(Entries from a dataset of interfaces)
————————

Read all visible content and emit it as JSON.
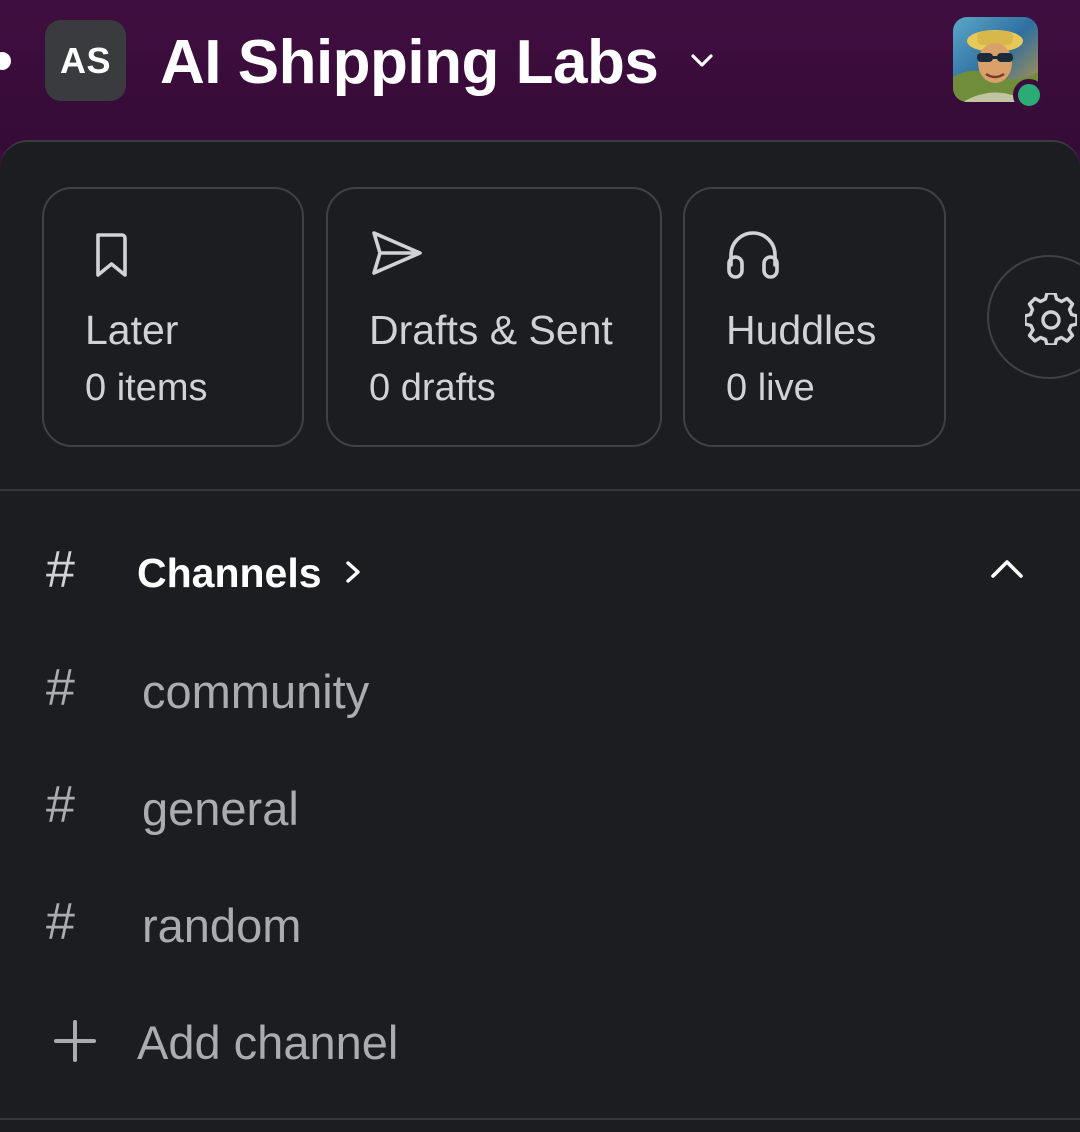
{
  "header": {
    "workspace_initials": "AS",
    "workspace_name": "AI Shipping Labs",
    "avatar_alt": "User avatar",
    "presence_status": "active"
  },
  "shortcuts": [
    {
      "icon": "bookmark-icon",
      "title": "Later",
      "subtitle": "0 items"
    },
    {
      "icon": "send-icon",
      "title": "Drafts & Sent",
      "subtitle": "0 drafts"
    },
    {
      "icon": "headphones-icon",
      "title": "Huddles",
      "subtitle": "0 live"
    }
  ],
  "settings": {
    "icon": "gear-icon"
  },
  "channels_section": {
    "title": "Channels",
    "items": [
      {
        "name": "community"
      },
      {
        "name": "general"
      },
      {
        "name": "random"
      }
    ],
    "add_label": "Add channel"
  },
  "colors": {
    "header_bg": "#3f0e40",
    "panel_bg": "#1b1d21",
    "text_primary": "#ffffff",
    "text_secondary": "#abacad",
    "presence_active": "#2bac76"
  }
}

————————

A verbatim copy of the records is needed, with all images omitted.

Read all visible content and emit it as JSON.
{
  "header": {
    "workspace_initials": "AS",
    "workspace_name": "AI Shipping Labs",
    "avatar_alt": "User avatar",
    "presence_status": "active"
  },
  "shortcuts": [
    {
      "icon": "bookmark-icon",
      "title": "Later",
      "subtitle": "0 items"
    },
    {
      "icon": "send-icon",
      "title": "Drafts & Sent",
      "subtitle": "0 drafts"
    },
    {
      "icon": "headphones-icon",
      "title": "Huddles",
      "subtitle": "0 live"
    }
  ],
  "settings": {
    "icon": "gear-icon"
  },
  "channels_section": {
    "title": "Channels",
    "items": [
      {
        "name": "community"
      },
      {
        "name": "general"
      },
      {
        "name": "random"
      }
    ],
    "add_label": "Add channel"
  },
  "colors": {
    "header_bg": "#3f0e40",
    "panel_bg": "#1b1d21",
    "text_primary": "#ffffff",
    "text_secondary": "#abacad",
    "presence_active": "#2bac76"
  }
}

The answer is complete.